In response to a federal appeals court's ruling in Hopwood vs. Texas that ended affirmative action policies at Texas public colleges and universities, legislators passed House Bill 588. Popularly referred to as the "10 Percent Plan," the legislation requires the Texas higher education system to admit all students who finish in the top 10 percent of their high school graduating class to the public institution of their choice. The law delineates 18 academic and socioeconomic criteria that state colleges and universities can consider when making admission decisions for students who do not fall within the top ten percent of their class. In 2009, the legislature passed Senate Bill 175 limiting the percentage of students accepted under the 10 Percent Plan to 75 percent of an institution’s incoming first-year, resident class. The University of Texas-Austin was projected to have to fill 100 percent of its 2013 class with students from the 10 Percent Plan. SB 175 places a cap on the percent plan to allow some institutional flexibility in admission decisions.
California - SP-1 (1995)
In July 1995, the Regents of the University of California (UC) voted to pass resolution SP-1, a policy eliminating the consideration of race, ethnicity and gender in admission decisions for schools in the UC system. In the years immediately following the passage of SP-1, the numbers of underrepresented minorities (African Americans, American Indians, Chicanos and Latinos) admitted to and enrolling in the UC system dropped. Since 1998, however, the number of underrepresented minorities on all UC campuses, including the most selective campuses, has been steadily increasing.

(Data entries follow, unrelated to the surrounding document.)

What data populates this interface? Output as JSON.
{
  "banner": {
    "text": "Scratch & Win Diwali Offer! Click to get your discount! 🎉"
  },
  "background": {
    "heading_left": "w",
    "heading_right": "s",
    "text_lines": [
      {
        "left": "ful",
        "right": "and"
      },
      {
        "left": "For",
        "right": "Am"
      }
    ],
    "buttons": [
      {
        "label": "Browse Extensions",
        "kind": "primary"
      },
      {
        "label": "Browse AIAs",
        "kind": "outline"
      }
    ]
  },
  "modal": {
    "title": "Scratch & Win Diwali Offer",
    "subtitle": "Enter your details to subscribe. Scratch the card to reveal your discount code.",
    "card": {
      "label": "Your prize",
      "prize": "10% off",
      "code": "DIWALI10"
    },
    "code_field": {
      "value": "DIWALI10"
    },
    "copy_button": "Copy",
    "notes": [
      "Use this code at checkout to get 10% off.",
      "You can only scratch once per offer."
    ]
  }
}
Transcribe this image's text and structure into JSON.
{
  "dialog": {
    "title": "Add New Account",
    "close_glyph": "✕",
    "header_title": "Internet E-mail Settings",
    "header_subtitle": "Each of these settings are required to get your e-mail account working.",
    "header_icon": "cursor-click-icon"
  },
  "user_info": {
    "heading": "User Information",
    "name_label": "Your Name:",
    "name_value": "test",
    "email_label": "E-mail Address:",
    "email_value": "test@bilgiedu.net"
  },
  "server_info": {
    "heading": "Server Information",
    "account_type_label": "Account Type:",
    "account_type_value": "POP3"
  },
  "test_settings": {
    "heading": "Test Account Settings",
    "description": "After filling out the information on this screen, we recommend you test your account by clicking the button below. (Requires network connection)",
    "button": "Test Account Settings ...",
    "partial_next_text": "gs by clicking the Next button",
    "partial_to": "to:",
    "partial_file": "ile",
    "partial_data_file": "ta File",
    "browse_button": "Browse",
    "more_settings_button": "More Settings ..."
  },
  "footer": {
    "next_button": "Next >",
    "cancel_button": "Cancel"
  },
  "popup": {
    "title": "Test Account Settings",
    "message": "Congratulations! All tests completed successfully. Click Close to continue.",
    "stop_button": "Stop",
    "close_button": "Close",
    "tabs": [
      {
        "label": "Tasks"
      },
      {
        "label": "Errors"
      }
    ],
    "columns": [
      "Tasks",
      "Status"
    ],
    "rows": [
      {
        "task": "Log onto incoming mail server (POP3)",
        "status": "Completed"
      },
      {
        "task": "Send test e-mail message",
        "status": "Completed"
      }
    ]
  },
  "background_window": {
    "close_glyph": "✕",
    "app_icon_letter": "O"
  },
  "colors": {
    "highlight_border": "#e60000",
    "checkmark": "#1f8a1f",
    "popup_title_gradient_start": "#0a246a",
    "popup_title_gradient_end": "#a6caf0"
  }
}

This resolution was later rescinded in 2001 by the Regents.
Michigan - Proposal 2 (2006)
Proposal 2 prohibits state and local agencies from granting preferential treatment to any individual or group on the basis of race, sex, color, ethnicity or national origin in public education, public employment or public contracting. In 2011, a three-panel federal appeals court ruled that Michigan's Proposal 2 is unconstitutional, thus overturning the ban on affirmative action in college admissions in Michigan. This ruling was upheld by the full 6th U.S. Circuit Court of Appeals in 2012. In October 2013, the U.S. Supreme Court heard arguments on Proposition 2 and in April 2014 ruled in a 6-2 decision that voters may prohibit affirmative action in public universitites, thus overturning the lower court's decision and upholding Proposition 2.
Colorado - Amendment 46 (2008)
In November 2008, Amendment 46 was narrowly defeated by Colorado voters. The amendment would have prohibited any discrimination or preferential treatment by the State of Colorado in public employment, public education, and public contracting. With the defeat of this measure, Colorado became the first state to reject an anti-affirmative action ballot initiative, and affirmative action programs at Colorado postsecondary institutions have continued to exist.